Here’s the deeper truth that I’ve been circling around here. Our government’s continued willingness to ignore, lie to and leave for dead Indigenous nations isn’t just because people in power don’t actually care about Native people as full human beings. It’s because they know, deep down, that you don’t either. And it’s going to take more than just feeling sorry for Indigenous people occasionally to change that. It’ll take embracing a story of Indigenous humanity and potential that is deep enough and complex enough that you truly believe that this continent we share will be stronger if Indigenous nations were given the opportunity to fully craft their futures here, regardless of what it means for U.S. power and property.
Crownpoint, New Mexico isn’t just a place where tragedy happens. It’s a place where human beings have organized to fight off uranium mines. It’s a place where local artists founded their own rug market, figuring out how to make the Santa Fe art world come to them rather than having to truck their stuff over to predatory dealers. And most of all, it’s a place where folks are clever enough to know that the long-con payoff of your bumbling white school district putting up a “School For White Children” sign is going to be so much funnier than any short-term laugh line would have been.
Please take action to support the Navajo Nation and other communities in this moment. You’ll see a brief list of how to do so below. And then please don’t stop. There are voices to listen to, not as tokens, but as individuals who can help unflatten a whole bunch of two-dimensional narratives. Your job is to keep listening until you stop feeling sympathy and instead are filled with excitement and imagination— a new energy for what could be true on this land if it could be more fully crafted again by Indigenous minds.
End notes: Again, here is the Navajo Nation’s official Covid-19 relief fund as well as a list of mutual aid efforts for various Southwest tribal nations.

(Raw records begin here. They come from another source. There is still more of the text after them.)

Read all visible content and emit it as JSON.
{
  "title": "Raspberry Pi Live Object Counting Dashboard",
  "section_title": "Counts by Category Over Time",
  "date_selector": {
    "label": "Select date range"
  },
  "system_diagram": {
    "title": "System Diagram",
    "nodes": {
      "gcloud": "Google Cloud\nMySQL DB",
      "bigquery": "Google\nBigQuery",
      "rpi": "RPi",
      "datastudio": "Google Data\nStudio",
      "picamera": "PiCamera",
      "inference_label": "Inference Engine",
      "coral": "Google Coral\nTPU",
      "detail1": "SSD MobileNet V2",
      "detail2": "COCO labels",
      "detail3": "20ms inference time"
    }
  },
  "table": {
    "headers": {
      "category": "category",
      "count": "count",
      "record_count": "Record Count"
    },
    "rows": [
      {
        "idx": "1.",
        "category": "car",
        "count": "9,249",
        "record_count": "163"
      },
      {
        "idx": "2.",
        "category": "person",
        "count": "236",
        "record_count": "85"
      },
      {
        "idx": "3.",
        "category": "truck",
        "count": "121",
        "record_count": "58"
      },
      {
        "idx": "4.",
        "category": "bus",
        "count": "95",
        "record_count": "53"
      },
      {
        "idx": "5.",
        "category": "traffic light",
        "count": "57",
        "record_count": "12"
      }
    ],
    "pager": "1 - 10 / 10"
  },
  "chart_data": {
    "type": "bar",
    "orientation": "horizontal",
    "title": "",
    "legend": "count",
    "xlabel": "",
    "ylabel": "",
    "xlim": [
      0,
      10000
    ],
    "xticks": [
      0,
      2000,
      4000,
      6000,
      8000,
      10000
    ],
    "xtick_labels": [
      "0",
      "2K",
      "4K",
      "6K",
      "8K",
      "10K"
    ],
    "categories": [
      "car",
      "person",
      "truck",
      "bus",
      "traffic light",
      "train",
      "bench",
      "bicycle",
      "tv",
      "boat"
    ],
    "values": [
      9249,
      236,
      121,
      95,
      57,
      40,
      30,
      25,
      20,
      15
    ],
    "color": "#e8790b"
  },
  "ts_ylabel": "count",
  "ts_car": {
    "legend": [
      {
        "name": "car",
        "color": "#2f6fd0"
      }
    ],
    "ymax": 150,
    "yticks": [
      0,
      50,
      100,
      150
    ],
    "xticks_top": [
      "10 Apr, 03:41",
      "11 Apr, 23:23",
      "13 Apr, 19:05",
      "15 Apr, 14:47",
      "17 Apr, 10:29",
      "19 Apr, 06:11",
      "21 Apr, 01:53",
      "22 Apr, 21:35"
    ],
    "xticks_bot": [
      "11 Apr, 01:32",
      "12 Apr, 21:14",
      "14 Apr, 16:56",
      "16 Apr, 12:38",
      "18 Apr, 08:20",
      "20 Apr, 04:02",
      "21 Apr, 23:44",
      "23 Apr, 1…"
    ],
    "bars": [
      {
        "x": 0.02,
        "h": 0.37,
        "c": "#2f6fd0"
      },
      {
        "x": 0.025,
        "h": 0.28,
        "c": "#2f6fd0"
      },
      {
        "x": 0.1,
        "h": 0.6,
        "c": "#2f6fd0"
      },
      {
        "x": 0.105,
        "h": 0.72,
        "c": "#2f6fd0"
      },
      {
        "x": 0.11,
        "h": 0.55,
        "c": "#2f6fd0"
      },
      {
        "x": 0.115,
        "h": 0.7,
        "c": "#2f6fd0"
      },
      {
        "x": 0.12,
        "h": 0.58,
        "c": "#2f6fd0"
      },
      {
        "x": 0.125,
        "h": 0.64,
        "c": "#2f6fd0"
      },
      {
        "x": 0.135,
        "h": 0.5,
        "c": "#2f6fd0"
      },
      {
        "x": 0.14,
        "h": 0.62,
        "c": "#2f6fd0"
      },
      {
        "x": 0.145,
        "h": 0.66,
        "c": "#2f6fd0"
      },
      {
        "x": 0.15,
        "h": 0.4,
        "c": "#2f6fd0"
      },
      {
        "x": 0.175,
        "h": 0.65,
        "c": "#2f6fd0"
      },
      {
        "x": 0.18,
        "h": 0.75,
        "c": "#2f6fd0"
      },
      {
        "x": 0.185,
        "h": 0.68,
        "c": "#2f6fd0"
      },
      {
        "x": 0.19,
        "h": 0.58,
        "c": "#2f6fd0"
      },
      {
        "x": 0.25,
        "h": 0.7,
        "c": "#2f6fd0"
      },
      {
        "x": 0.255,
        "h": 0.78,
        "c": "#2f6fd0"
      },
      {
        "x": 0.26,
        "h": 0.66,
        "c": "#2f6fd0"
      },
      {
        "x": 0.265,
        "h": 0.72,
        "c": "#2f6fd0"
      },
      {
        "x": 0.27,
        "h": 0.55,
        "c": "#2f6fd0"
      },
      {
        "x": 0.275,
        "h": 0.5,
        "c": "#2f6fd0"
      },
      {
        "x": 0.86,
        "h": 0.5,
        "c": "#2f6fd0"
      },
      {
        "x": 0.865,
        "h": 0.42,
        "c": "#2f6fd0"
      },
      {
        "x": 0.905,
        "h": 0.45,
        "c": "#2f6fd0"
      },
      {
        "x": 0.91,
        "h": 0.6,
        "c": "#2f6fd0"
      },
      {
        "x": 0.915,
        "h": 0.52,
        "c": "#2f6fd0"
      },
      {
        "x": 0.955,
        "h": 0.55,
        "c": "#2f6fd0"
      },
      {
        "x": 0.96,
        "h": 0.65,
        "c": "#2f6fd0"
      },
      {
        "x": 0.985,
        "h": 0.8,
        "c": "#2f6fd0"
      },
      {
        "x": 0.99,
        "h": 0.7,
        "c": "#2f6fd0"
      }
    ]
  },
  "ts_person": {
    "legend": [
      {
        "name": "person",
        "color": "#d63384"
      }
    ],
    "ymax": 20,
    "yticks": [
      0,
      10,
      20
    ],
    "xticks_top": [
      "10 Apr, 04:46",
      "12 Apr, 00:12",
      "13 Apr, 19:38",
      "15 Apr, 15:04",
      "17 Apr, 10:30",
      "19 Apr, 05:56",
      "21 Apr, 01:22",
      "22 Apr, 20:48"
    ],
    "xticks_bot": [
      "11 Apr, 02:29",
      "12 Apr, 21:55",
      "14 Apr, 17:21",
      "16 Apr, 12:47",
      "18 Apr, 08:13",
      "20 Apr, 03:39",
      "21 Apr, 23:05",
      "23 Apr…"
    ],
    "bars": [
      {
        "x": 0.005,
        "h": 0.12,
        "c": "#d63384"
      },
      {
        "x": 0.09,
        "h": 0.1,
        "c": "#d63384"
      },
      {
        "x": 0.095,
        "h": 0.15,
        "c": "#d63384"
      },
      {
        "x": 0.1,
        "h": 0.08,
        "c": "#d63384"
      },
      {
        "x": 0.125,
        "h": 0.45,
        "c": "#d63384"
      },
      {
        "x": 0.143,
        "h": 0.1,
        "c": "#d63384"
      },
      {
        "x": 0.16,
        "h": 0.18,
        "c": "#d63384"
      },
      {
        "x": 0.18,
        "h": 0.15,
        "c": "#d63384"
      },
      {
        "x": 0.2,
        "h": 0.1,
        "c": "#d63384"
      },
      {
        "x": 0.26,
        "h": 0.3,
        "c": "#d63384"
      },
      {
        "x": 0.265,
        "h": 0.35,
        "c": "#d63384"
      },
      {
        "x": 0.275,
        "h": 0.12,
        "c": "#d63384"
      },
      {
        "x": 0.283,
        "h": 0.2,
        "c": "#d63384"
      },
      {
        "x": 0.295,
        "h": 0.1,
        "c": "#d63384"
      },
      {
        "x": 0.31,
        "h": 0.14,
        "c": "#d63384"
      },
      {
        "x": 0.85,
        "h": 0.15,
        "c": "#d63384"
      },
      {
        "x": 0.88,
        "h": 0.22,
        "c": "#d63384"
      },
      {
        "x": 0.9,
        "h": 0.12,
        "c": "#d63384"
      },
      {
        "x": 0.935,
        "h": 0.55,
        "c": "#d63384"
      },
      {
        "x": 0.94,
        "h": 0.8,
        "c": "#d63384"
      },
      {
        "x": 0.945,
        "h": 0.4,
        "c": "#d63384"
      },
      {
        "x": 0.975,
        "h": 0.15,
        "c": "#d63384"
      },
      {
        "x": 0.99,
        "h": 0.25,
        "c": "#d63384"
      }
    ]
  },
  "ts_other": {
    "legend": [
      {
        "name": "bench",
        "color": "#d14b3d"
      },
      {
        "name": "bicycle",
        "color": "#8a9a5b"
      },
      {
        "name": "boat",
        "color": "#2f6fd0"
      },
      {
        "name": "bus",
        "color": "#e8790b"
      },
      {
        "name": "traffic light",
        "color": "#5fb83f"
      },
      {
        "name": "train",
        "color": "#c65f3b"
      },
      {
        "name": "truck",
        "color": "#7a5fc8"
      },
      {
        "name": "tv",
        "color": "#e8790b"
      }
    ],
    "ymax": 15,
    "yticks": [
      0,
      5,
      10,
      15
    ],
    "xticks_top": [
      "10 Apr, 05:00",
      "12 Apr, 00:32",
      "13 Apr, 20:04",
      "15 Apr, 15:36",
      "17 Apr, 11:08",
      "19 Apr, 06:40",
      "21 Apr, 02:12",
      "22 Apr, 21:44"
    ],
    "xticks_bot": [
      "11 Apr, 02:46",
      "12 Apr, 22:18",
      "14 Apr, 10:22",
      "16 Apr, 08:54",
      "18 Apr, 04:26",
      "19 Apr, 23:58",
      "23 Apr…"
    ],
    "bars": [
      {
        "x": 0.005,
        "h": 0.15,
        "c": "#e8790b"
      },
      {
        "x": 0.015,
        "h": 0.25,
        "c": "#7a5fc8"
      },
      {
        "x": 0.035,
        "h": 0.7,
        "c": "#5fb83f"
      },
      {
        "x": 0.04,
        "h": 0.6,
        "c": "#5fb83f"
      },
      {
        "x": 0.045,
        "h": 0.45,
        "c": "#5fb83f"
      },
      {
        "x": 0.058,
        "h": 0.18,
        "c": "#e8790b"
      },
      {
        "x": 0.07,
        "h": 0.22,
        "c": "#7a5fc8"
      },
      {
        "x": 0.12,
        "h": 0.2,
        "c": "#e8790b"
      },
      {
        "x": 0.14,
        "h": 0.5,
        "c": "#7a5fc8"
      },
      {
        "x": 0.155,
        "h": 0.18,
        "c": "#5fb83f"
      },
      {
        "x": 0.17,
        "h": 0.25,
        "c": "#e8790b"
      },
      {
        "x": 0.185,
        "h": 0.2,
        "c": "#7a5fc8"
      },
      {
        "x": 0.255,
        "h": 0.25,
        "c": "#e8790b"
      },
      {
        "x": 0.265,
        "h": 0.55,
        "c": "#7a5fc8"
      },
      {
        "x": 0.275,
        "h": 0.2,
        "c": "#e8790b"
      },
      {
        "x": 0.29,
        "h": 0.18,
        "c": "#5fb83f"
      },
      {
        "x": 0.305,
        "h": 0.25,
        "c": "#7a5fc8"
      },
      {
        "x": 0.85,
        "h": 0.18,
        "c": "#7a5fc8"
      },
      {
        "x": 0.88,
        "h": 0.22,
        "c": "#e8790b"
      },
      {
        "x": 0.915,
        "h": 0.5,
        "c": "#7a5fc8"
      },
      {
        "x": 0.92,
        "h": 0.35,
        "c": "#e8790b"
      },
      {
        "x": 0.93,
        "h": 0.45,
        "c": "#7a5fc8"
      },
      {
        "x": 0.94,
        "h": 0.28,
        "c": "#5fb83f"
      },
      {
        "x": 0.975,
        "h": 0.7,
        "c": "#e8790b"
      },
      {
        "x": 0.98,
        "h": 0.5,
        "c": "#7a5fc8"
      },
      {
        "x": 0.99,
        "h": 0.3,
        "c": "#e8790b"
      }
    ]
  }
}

This week’s music: “Shiprock Girl” by Stateline. And, if you’re not hip to the never-ending country rock rez touring circuit, do yourself a favor and read this piece. Fenders II forever.